▶ **RECORDS FOR PROCESSING**:
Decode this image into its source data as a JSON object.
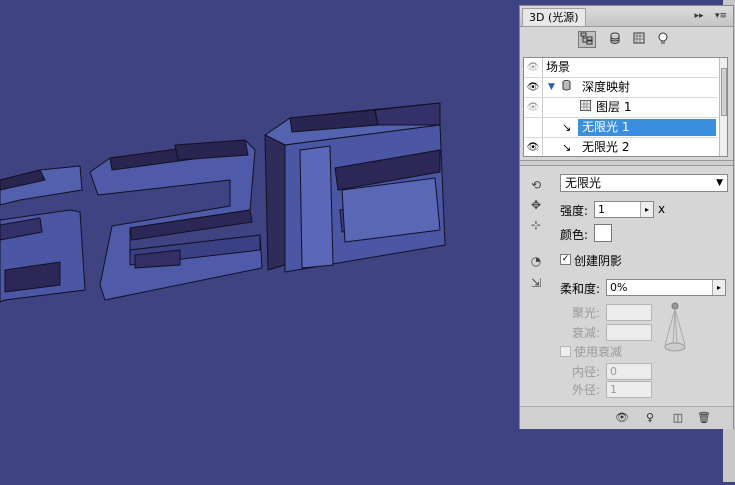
{
  "panel": {
    "tab_title": "3D (光源)",
    "menu_icon": "panel-menu-icon",
    "collapse_icon": "double-arrow-icon"
  },
  "toolbar": {
    "tools": [
      "scene-filter-icon",
      "mesh-filter-icon",
      "material-filter-icon",
      "light-filter-icon"
    ]
  },
  "scene_list": {
    "items": [
      {
        "label": "场景",
        "eye": "eye-dim"
      },
      {
        "label": "深度映射",
        "eye": "eye",
        "icon": "mesh-icon",
        "expanded": true
      },
      {
        "label": "图层 1",
        "eye": "eye-dim",
        "icon": "layer-icon"
      },
      {
        "label": "无限光 1",
        "eye": "eye",
        "icon": "infinite-light-icon",
        "selected": true
      },
      {
        "label": "无限光 2",
        "eye": "eye",
        "icon": "infinite-light-icon"
      }
    ]
  },
  "light": {
    "type_value": "无限光",
    "intensity_label": "强度:",
    "intensity_value": "1",
    "intensity_suffix": "x",
    "color_label": "颜色:",
    "color_value": "#ffffff",
    "create_shadows_label": "创建阴影",
    "create_shadows_checked": true,
    "softness_label": "柔和度:",
    "softness_value": "0%",
    "hotspot_label": "聚光:",
    "hotspot_value": "",
    "falloff_label": "衰减:",
    "falloff_value": "",
    "use_attenuation_label": "使用衰减",
    "use_attenuation_checked": false,
    "inner_label": "内径:",
    "inner_value": "0",
    "outer_label": "外径:",
    "outer_value": "1"
  },
  "bottom_bar": {
    "icons": [
      "toggle-lights-icon",
      "add-light-icon",
      "new-light-icon",
      "trash-icon"
    ]
  },
  "colors": {
    "canvas_bg": "#3f4382",
    "panel_bg": "#d6d6d6",
    "selection": "#3b8fe0",
    "glyph_face": "#4d58a8",
    "glyph_dark": "#2a2550"
  }
}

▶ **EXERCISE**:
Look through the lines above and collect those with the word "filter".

▶ **ANSWER SPACE**:
      "scene-filter-icon",
      "mesh-filter-icon",
      "material-filter-icon",
      "light-filter-icon"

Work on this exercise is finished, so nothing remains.